• **Your task**
Without reproducing any picture, copy the records word for word.

• **Input data**
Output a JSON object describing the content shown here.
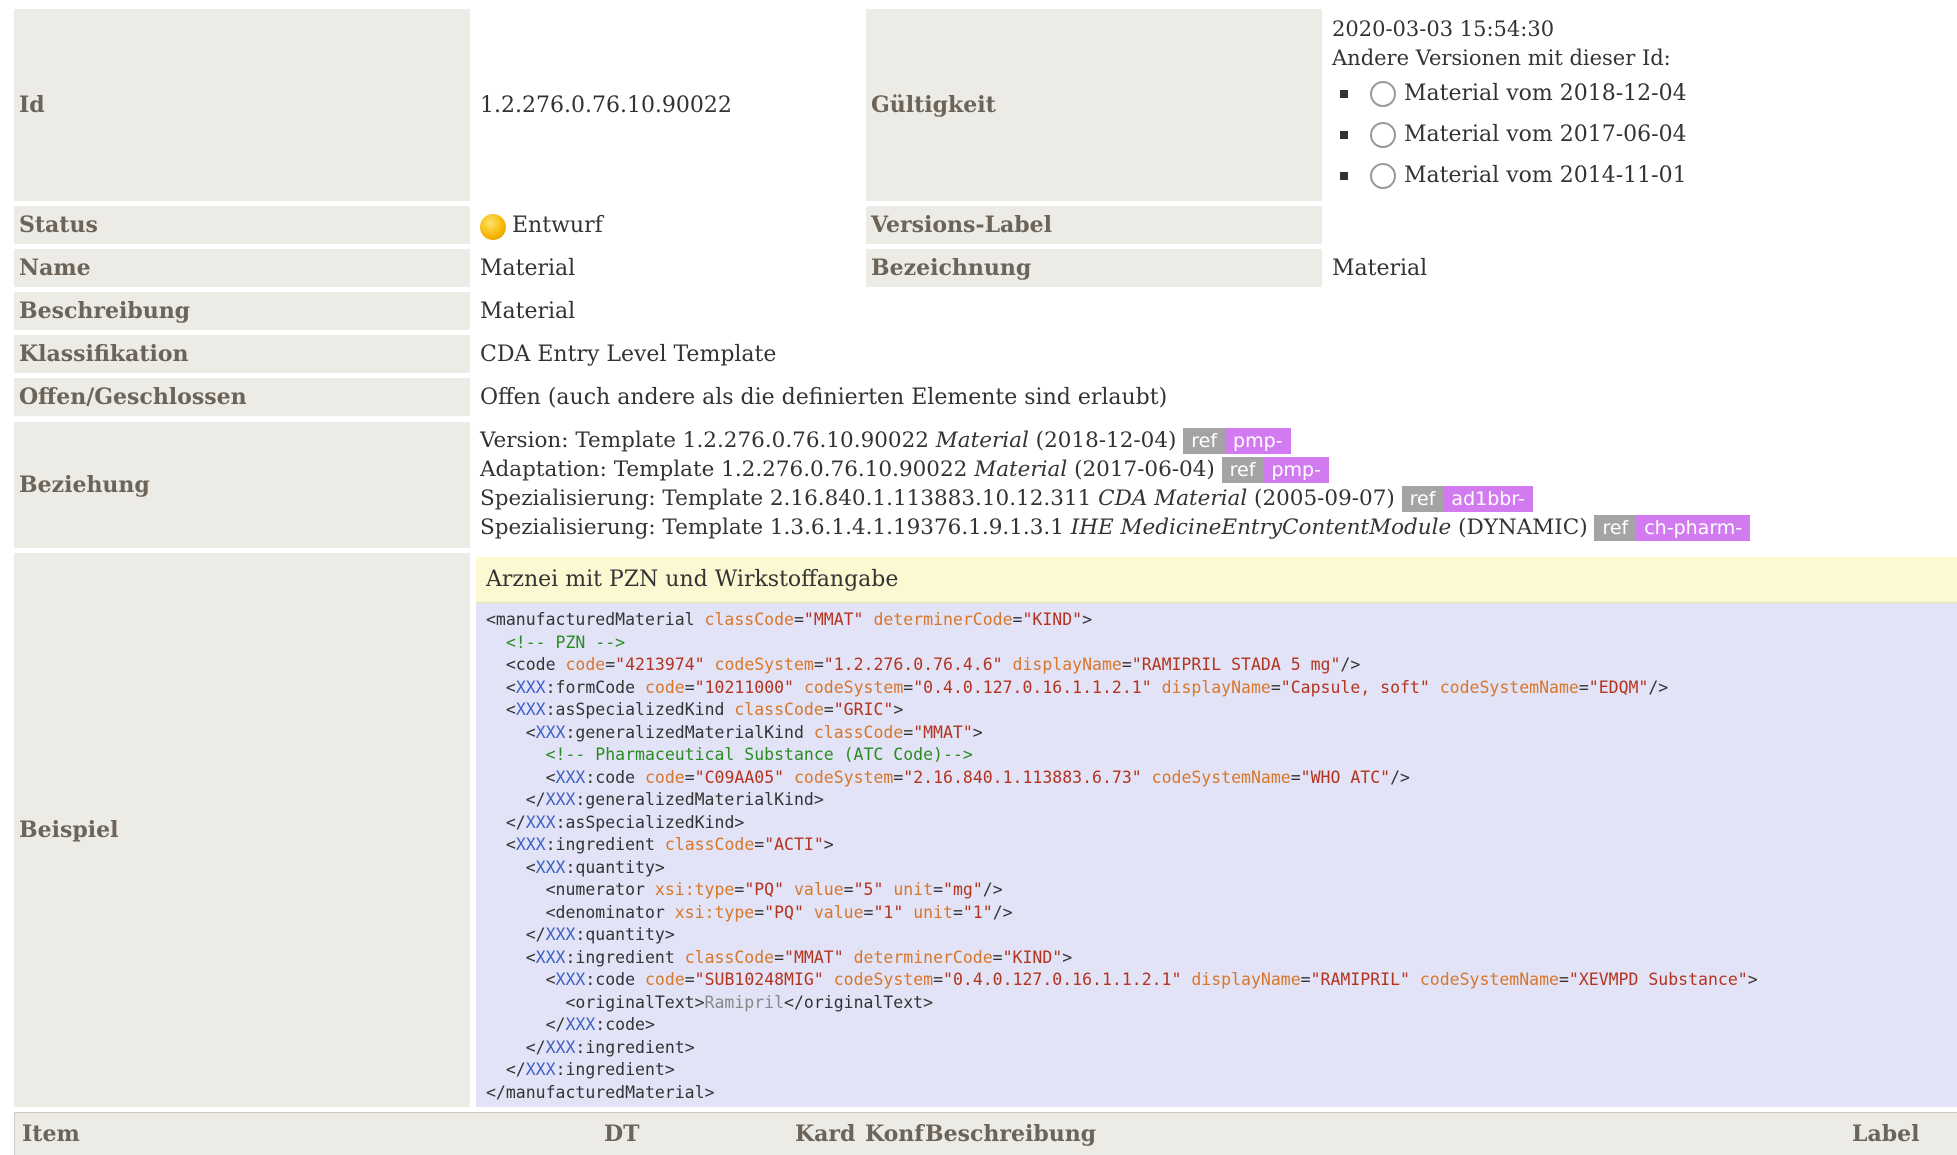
{
  "rows": {
    "id": {
      "label": "Id",
      "value": "1.2.276.0.76.10.90022"
    },
    "validity": {
      "label": "Gültigkeit",
      "date": "2020-03-03 15:54:30",
      "other_versions_label": "Andere Versionen mit dieser Id:",
      "versions": [
        "Material vom 2018-12-04",
        "Material vom 2017-06-04",
        "Material vom 2014-11-01"
      ]
    },
    "status": {
      "label": "Status",
      "value": "Entwurf"
    },
    "version_label": {
      "label": "Versions-Label",
      "value": ""
    },
    "name": {
      "label": "Name",
      "value": "Material"
    },
    "designation": {
      "label": "Bezeichnung",
      "value": "Material"
    },
    "description": {
      "label": "Beschreibung",
      "value": "Material"
    },
    "classification": {
      "label": "Klassifikation",
      "value": "CDA Entry Level Template"
    },
    "open_closed": {
      "label": "Offen/Geschlossen",
      "value": "Offen (auch andere als die definierten Elemente sind erlaubt)"
    },
    "relationship": {
      "label": "Beziehung",
      "items": [
        {
          "prefix": "Version: Template 1.2.276.0.76.10.90022 ",
          "name": "Material",
          "suffix": " (2018-12-04)",
          "ref": "ref",
          "ref_id": "pmp-"
        },
        {
          "prefix": "Adaptation: Template 1.2.276.0.76.10.90022 ",
          "name": "Material",
          "suffix": " (2017-06-04)",
          "ref": "ref",
          "ref_id": "pmp-"
        },
        {
          "prefix": "Spezialisierung: Template 2.16.840.1.113883.10.12.311 ",
          "name": "CDA Material",
          "suffix": " (2005-09-07)",
          "ref": "ref",
          "ref_id": "ad1bbr-"
        },
        {
          "prefix": "Spezialisierung: Template 1.3.6.1.4.1.19376.1.9.1.3.1 ",
          "name": "IHE MedicineEntryContentModule",
          "suffix": " (DYNAMIC)",
          "ref": "ref",
          "ref_id": "ch-pharm-"
        }
      ]
    },
    "example": {
      "label": "Beispiel",
      "title": "Arznei mit PZN und Wirkstoffangabe",
      "code_lines": [
        "<manufacturedMaterial classCode=\"MMAT\" determinerCode=\"KIND\">",
        "  <!-- PZN -->",
        "  <code code=\"4213974\" codeSystem=\"1.2.276.0.76.4.6\" displayName=\"RAMIPRIL STADA 5 mg\"/>",
        "  <XXX:formCode code=\"10211000\" codeSystem=\"0.4.0.127.0.16.1.1.2.1\" displayName=\"Capsule, soft\" codeSystemName=\"EDQM\"/>",
        "  <XXX:asSpecializedKind classCode=\"GRIC\">",
        "    <XXX:generalizedMaterialKind classCode=\"MMAT\">",
        "      <!-- Pharmaceutical Substance (ATC Code)-->",
        "      <XXX:code code=\"C09AA05\" codeSystem=\"2.16.840.1.113883.6.73\" codeSystemName=\"WHO ATC\"/>",
        "    </XXX:generalizedMaterialKind>",
        "  </XXX:asSpecializedKind>",
        "  <XXX:ingredient classCode=\"ACTI\">",
        "    <XXX:quantity>",
        "      <numerator xsi:type=\"PQ\" value=\"5\" unit=\"mg\"/>",
        "      <denominator xsi:type=\"PQ\" value=\"1\" unit=\"1\"/>",
        "    </XXX:quantity>",
        "    <XXX:ingredient classCode=\"MMAT\" determinerCode=\"KIND\">",
        "      <XXX:code code=\"SUB10248MIG\" codeSystem=\"0.4.0.127.0.16.1.1.2.1\" displayName=\"RAMIPRIL\" codeSystemName=\"XEVMPD Substance\">",
        "        <originalText>Ramipril</originalText>",
        "      </XXX:code>",
        "    </XXX:ingredient>",
        "  </XXX:ingredient>",
        "</manufacturedMaterial>"
      ]
    }
  },
  "table_header": {
    "item": "Item",
    "dt": "DT",
    "kard": "Kard",
    "konf": "Konf",
    "beschreibung": "Beschreibung",
    "label": "Label"
  },
  "colors": {
    "label_bg": "#ecebe6",
    "label_text": "#6c6458",
    "example_head_bg": "#fbf8d2",
    "code_bg": "#e2e3f6",
    "ref_grey": "#a4a4a4",
    "ref_purple": "#d27bf1",
    "status_draft": "#f5b400"
  }
}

• **Output of the task**
Output a JSON object describing the content shown here.
{
  "rows": {
    "id": {
      "label": "Id",
      "value": "1.2.276.0.76.10.90022"
    },
    "validity": {
      "label": "Gültigkeit",
      "date": "2020-03-03 15:54:30",
      "other_versions_label": "Andere Versionen mit dieser Id:",
      "versions": [
        "Material vom 2018-12-04",
        "Material vom 2017-06-04",
        "Material vom 2014-11-01"
      ]
    },
    "status": {
      "label": "Status",
      "value": "Entwurf"
    },
    "version_label": {
      "label": "Versions-Label",
      "value": ""
    },
    "name": {
      "label": "Name",
      "value": "Material"
    },
    "designation": {
      "label": "Bezeichnung",
      "value": "Material"
    },
    "description": {
      "label": "Beschreibung",
      "value": "Material"
    },
    "classification": {
      "label": "Klassifikation",
      "value": "CDA Entry Level Template"
    },
    "open_closed": {
      "label": "Offen/Geschlossen",
      "value": "Offen (auch andere als die definierten Elemente sind erlaubt)"
    },
    "relationship": {
      "label": "Beziehung",
      "items": [
        {
          "prefix": "Version: Template 1.2.276.0.76.10.90022 ",
          "name": "Material",
          "suffix": " (2018-12-04)",
          "ref": "ref",
          "ref_id": "pmp-"
        },
        {
          "prefix": "Adaptation: Template 1.2.276.0.76.10.90022 ",
          "name": "Material",
          "suffix": " (2017-06-04)",
          "ref": "ref",
          "ref_id": "pmp-"
        },
        {
          "prefix": "Spezialisierung: Template 2.16.840.1.113883.10.12.311 ",
          "name": "CDA Material",
          "suffix": " (2005-09-07)",
          "ref": "ref",
          "ref_id": "ad1bbr-"
        },
        {
          "prefix": "Spezialisierung: Template 1.3.6.1.4.1.19376.1.9.1.3.1 ",
          "name": "IHE MedicineEntryContentModule",
          "suffix": " (DYNAMIC)",
          "ref": "ref",
          "ref_id": "ch-pharm-"
        }
      ]
    },
    "example": {
      "label": "Beispiel",
      "title": "Arznei mit PZN und Wirkstoffangabe",
      "code_lines": [
        "<manufacturedMaterial classCode=\"MMAT\" determinerCode=\"KIND\">",
        "  <!-- PZN -->",
        "  <code code=\"4213974\" codeSystem=\"1.2.276.0.76.4.6\" displayName=\"RAMIPRIL STADA 5 mg\"/>",
        "  <XXX:formCode code=\"10211000\" codeSystem=\"0.4.0.127.0.16.1.1.2.1\" displayName=\"Capsule, soft\" codeSystemName=\"EDQM\"/>",
        "  <XXX:asSpecializedKind classCode=\"GRIC\">",
        "    <XXX:generalizedMaterialKind classCode=\"MMAT\">",
        "      <!-- Pharmaceutical Substance (ATC Code)-->",
        "      <XXX:code code=\"C09AA05\" codeSystem=\"2.16.840.1.113883.6.73\" codeSystemName=\"WHO ATC\"/>",
        "    </XXX:generalizedMaterialKind>",
        "  </XXX:asSpecializedKind>",
        "  <XXX:ingredient classCode=\"ACTI\">",
        "    <XXX:quantity>",
        "      <numerator xsi:type=\"PQ\" value=\"5\" unit=\"mg\"/>",
        "      <denominator xsi:type=\"PQ\" value=\"1\" unit=\"1\"/>",
        "    </XXX:quantity>",
        "    <XXX:ingredient classCode=\"MMAT\" determinerCode=\"KIND\">",
        "      <XXX:code code=\"SUB10248MIG\" codeSystem=\"0.4.0.127.0.16.1.1.2.1\" displayName=\"RAMIPRIL\" codeSystemName=\"XEVMPD Substance\">",
        "        <originalText>Ramipril</originalText>",
        "      </XXX:code>",
        "    </XXX:ingredient>",
        "  </XXX:ingredient>",
        "</manufacturedMaterial>"
      ]
    }
  },
  "table_header": {
    "item": "Item",
    "dt": "DT",
    "kard": "Kard",
    "konf": "Konf",
    "beschreibung": "Beschreibung",
    "label": "Label"
  },
  "colors": {
    "label_bg": "#ecebe6",
    "label_text": "#6c6458",
    "example_head_bg": "#fbf8d2",
    "code_bg": "#e2e3f6",
    "ref_grey": "#a4a4a4",
    "ref_purple": "#d27bf1",
    "status_draft": "#f5b400"
  }
}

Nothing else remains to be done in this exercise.